Mathematicians from the RUDN University in Russia have proposed – and simulated – how drones can be used to boost a cellular network.
Often, cell (or mobile) networks are subject to blind spots due to physical obstructions such as buildings or hills.
In addition to everyday obstructions such as these, the signals emitted by transmission stations is done on a two-dimensional plane and often does not take into account the different heights of the tower and the person using the phone.
But these blind spots could be avoided using UAVs, the mathematicians propose.
In an article published in the journal IEEE Transactions on Vehicular Technology, the Russian academics, who worked together with colleagues from the Technological University of Tampere (Finland) describe how to solve this troubling issue.
Konstantin Samuylov is a professor and head of the Applied Informatics and Probability Theory Department, at RUDN University, and worked on the paper.
Titled “Analyzing Effects of Directionality and Random Heights in Drone-based mmWave Communication”, the paper explains how drones can be a useful tool for solving such problems.
“Drones have become a promising tool for a variety of applications — from wireless information transfer to delivery of goods. They are of interest as flying access points for cellular network users, and as mobile signal amplifiers,” Samuylov said in a statement.
The process involved simulating the cell network system to mimic the real life problems of unobstructed communication transmission – and showed that the coverage of the network could be significantly improved.

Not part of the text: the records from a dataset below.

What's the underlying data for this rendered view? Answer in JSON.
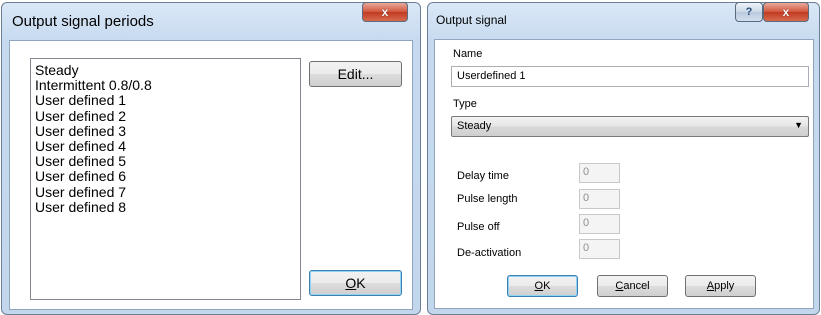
{
  "periods_dialog": {
    "title": "Output signal periods",
    "list_items": [
      "Steady",
      "Intermittent 0.8/0.8",
      "User defined 1",
      "User defined 2",
      "User defined 3",
      "User defined 4",
      "User defined 5",
      "User defined 6",
      "User defined 7",
      "User defined 8"
    ],
    "edit_label": "Edit...",
    "ok_accel": "O",
    "ok_rest": "K",
    "close_glyph": "x"
  },
  "signal_dialog": {
    "title": "Output signal",
    "help_glyph": "?",
    "close_glyph": "x",
    "name_label": "Name",
    "name_value": "Userdefined 1",
    "type_label": "Type",
    "type_value": "Steady",
    "delay_label": "Delay time",
    "delay_value": "0",
    "pulse_length_label": "Pulse length",
    "pulse_length_value": "0",
    "pulse_off_label": "Pulse off",
    "pulse_off_value": "0",
    "deactivation_label": "De-activation",
    "deactivation_value": "0",
    "ok_accel": "O",
    "ok_rest": "K",
    "cancel_accel": "C",
    "cancel_rest": "ancel",
    "apply_accel": "A",
    "apply_rest": "pply"
  },
  "colors": {
    "frame": "#c6d9ef",
    "close_button": "#c13a22",
    "default_button_border": "#3c7fb1"
  }
}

“We simulate a communication system using drones, taking into account many features of the real life situation, including random distances between simulation objects (from drones to users, for instance). We model the system in three dimensions, i.e. in 3D format., which significantly improves the accuracy of modeling in comparison with the known models. The approach itself – the use of unmanned aerial vehicles – will increase the coverage of the cellular network by about 40%, ” he said.
Simply put, the drones fly above obstacles and differences in altitude, and can then transmit the communication signals into difficult locations.

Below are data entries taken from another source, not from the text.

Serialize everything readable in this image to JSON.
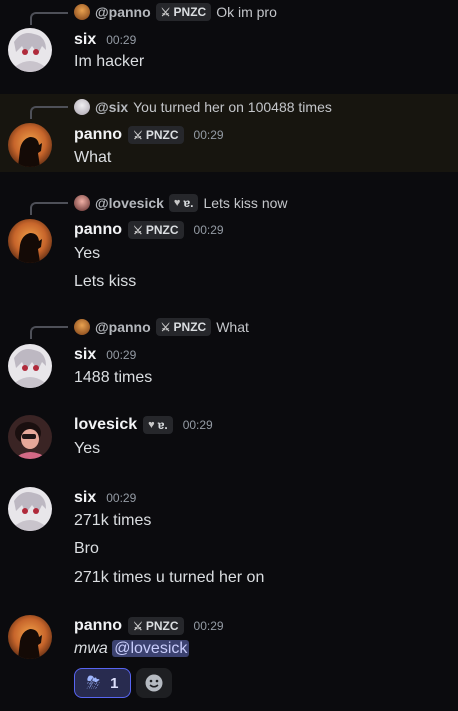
{
  "messages": [
    {
      "reply": {
        "user": "@panno",
        "tag": "PNZC",
        "text": "Ok im pro"
      },
      "author": "six",
      "time": "00:29",
      "lines": [
        "Im hacker"
      ]
    },
    {
      "reply": {
        "user": "@six",
        "text": "You turned her on 100488 times"
      },
      "author": "panno",
      "tag": "PNZC",
      "time": "00:29",
      "lines": [
        "What"
      ]
    },
    {
      "reply": {
        "user": "@lovesick",
        "tag": "ɐ.",
        "text": "Lets kiss now"
      },
      "author": "panno",
      "tag": "PNZC",
      "time": "00:29",
      "lines": [
        "Yes",
        "Lets kiss"
      ]
    },
    {
      "reply": {
        "user": "@panno",
        "tag": "PNZC",
        "text": "What"
      },
      "author": "six",
      "time": "00:29",
      "lines": [
        "1488 times"
      ]
    },
    {
      "author": "lovesick",
      "tag": "ɐ.",
      "time": "00:29",
      "lines": [
        "Yes"
      ]
    },
    {
      "author": "six",
      "time": "00:29",
      "lines": [
        "271k times",
        "Bro",
        "271k times u turned her on"
      ]
    },
    {
      "author": "panno",
      "tag": "PNZC",
      "time": "00:29",
      "italic": "mwa",
      "mention": "@lovesick",
      "reaction": {
        "emoji": "⛈",
        "count": "1"
      }
    }
  ],
  "colors": {
    "background": "#0b0b0e",
    "highlight": "#17150f",
    "mention_bg": "#3c4270",
    "reaction_border": "#5865f2"
  },
  "icons": {
    "tag_icon": "sword-icon",
    "heart_icon": "heart-icon",
    "add_reaction_icon": "smiley-icon"
  }
}
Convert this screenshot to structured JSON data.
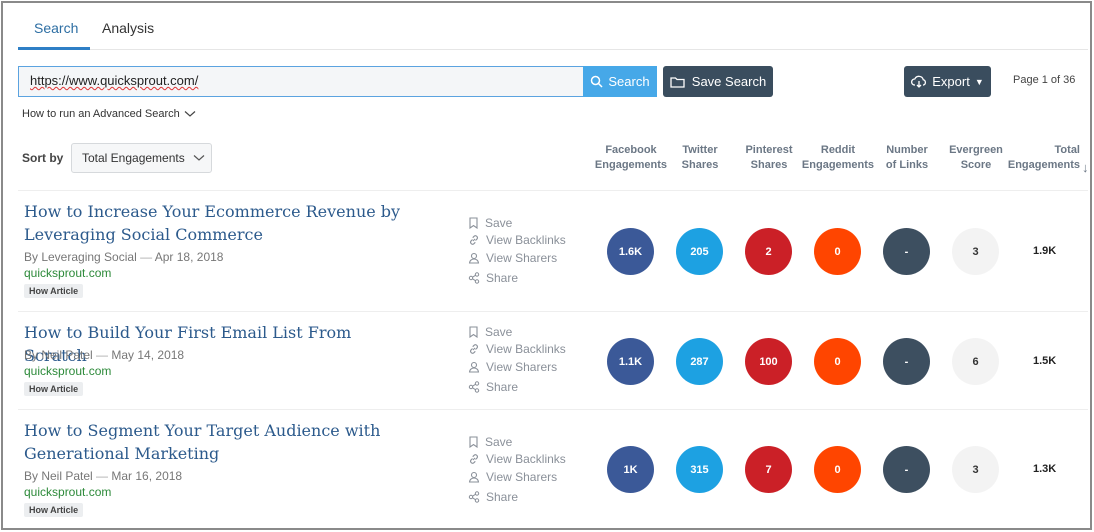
{
  "tabs": [
    {
      "label": "Search"
    },
    {
      "label": "Analysis"
    }
  ],
  "search": {
    "value": "https://www.quicksprout.com/",
    "button_label": "Search"
  },
  "save_search_label": "Save Search",
  "export_label": "Export",
  "pagination": {
    "text": "Page 1 of 36"
  },
  "advanced_search_label": "How to run an Advanced Search",
  "sort": {
    "label": "Sort by",
    "selected": "Total Engagements"
  },
  "columns": [
    {
      "line1": "Facebook",
      "line2": "Engagements"
    },
    {
      "line1": "Twitter",
      "line2": "Shares"
    },
    {
      "line1": "Pinterest",
      "line2": "Shares"
    },
    {
      "line1": "Reddit",
      "line2": "Engagements"
    },
    {
      "line1": "Number",
      "line2": "of Links"
    },
    {
      "line1": "Evergreen",
      "line2": "Score"
    },
    {
      "line1": "Total",
      "line2": "Engagements"
    }
  ],
  "actions": {
    "save": "Save",
    "backlinks": "View Backlinks",
    "sharers": "View Sharers",
    "share": "Share"
  },
  "colors": {
    "facebook": "#3b5998",
    "twitter": "#1da1e2",
    "pinterest": "#cb2027",
    "reddit": "#ff4500",
    "links": "#3d4f60",
    "evergreen": "#f3f3f3"
  },
  "results": [
    {
      "title": "How to Increase Your Ecommerce Revenue by Leveraging Social Commerce",
      "author": "By Leveraging Social",
      "date": "Apr 18, 2018",
      "domain": "quicksprout.com",
      "badge": "How Article",
      "facebook": "1.6K",
      "twitter": "205",
      "pinterest": "2",
      "reddit": "0",
      "links": "-",
      "evergreen": "3",
      "total": "1.9K"
    },
    {
      "title": "How to Build Your First Email List From Scratch",
      "author": "By Neil Patel",
      "date": "May 14, 2018",
      "domain": "quicksprout.com",
      "badge": "How Article",
      "facebook": "1.1K",
      "twitter": "287",
      "pinterest": "100",
      "reddit": "0",
      "links": "-",
      "evergreen": "6",
      "total": "1.5K"
    },
    {
      "title": "How to Segment Your Target Audience with Generational Marketing",
      "author": "By Neil Patel",
      "date": "Mar 16, 2018",
      "domain": "quicksprout.com",
      "badge": "How Article",
      "facebook": "1K",
      "twitter": "315",
      "pinterest": "7",
      "reddit": "0",
      "links": "-",
      "evergreen": "3",
      "total": "1.3K"
    }
  ]
}
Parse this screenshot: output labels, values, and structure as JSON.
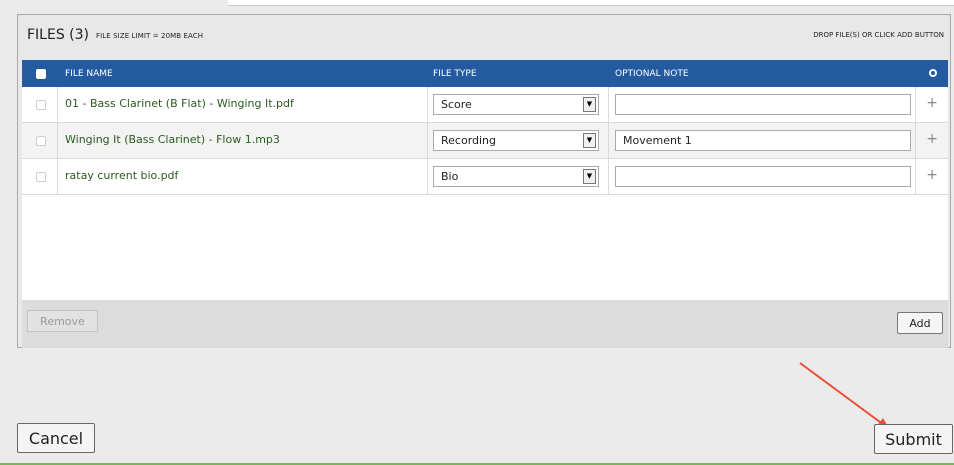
{
  "files": {
    "title": "FILES (3)",
    "size_limit": "FILE SIZE LIMIT = 20MB EACH",
    "drop_hint": "DROP FILE(S) OR CLICK ADD BUTTON",
    "columns": {
      "file_name": "FILE NAME",
      "file_type": "FILE TYPE",
      "optional_note": "OPTIONAL NOTE"
    },
    "rows": [
      {
        "name": "01 - Bass Clarinet (B Flat) - Winging It.pdf",
        "type": "Score",
        "note": "",
        "plus": "+"
      },
      {
        "name": "Winging It (Bass Clarinet) - Flow 1.mp3",
        "type": "Recording",
        "note": "Movement 1",
        "plus": "+"
      },
      {
        "name": "ratay current bio.pdf",
        "type": "Bio",
        "note": "",
        "plus": "+"
      }
    ],
    "remove_label": "Remove",
    "add_label": "Add"
  },
  "actions": {
    "cancel_label": "Cancel",
    "submit_label": "Submit"
  },
  "colors": {
    "header_blue": "#245aa0",
    "filename_green": "#2a5b1e",
    "annotation_red": "#e8503a"
  },
  "icons": {
    "select_arrow": "▼"
  }
}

The optimum angle for transmission between the drone and the phone user , the researchers note, is at an almost right angle.
Citation: R. Kovalchukov et al., “Analyzing Effects of Directionality and Random Heights in Drone-based mmWave Communication,” in IEEE Transactions on Vehicular Technology.
DOI: 10.1109/TVT.2018.2857215, URL: http://ieeexplore.ieee.org/stamp/stamp.jsp?tp=&arnumber=8412525&isnumber=4356907